>>>
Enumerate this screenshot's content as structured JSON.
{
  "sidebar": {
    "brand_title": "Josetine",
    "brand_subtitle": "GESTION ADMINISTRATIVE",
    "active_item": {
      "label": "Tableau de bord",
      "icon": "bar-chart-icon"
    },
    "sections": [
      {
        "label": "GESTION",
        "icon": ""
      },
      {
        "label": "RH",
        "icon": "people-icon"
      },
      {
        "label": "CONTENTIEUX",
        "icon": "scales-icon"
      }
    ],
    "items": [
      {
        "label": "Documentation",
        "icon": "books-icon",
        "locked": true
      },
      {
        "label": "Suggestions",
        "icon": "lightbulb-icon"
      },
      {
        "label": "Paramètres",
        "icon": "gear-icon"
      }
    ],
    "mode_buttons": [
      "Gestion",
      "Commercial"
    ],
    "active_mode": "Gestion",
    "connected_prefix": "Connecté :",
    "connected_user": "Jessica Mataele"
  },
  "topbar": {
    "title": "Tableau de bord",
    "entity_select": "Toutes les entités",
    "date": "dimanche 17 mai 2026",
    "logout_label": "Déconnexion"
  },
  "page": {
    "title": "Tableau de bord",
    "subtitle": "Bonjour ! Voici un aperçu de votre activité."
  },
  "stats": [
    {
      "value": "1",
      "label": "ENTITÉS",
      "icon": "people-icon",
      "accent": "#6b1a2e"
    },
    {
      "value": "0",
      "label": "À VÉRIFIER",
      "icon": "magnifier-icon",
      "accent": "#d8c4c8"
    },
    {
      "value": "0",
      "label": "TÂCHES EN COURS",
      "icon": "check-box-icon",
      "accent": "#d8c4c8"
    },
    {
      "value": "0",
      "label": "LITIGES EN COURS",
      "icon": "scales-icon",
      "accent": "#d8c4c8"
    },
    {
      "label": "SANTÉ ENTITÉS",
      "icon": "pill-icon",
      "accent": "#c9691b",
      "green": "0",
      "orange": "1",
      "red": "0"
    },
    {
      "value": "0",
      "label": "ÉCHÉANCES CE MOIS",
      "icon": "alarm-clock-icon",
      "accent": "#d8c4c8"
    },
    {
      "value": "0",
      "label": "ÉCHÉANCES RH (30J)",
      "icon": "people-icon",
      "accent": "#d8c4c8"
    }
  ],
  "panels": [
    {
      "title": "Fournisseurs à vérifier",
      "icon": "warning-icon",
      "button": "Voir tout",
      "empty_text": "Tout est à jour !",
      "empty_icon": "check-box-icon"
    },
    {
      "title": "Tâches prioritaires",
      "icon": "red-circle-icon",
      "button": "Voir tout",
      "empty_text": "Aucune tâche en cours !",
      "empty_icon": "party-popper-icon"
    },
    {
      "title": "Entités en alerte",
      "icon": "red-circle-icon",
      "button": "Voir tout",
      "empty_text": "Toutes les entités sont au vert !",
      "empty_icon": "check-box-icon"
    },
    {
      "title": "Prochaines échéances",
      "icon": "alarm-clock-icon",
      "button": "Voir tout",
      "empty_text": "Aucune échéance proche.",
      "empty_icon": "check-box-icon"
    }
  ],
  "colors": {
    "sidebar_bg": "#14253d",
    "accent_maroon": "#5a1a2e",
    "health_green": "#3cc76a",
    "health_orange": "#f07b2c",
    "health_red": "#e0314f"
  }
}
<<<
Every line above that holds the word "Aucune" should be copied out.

      "empty_text": "Aucune tâche en cours !",
      "empty_text": "Aucune échéance proche.",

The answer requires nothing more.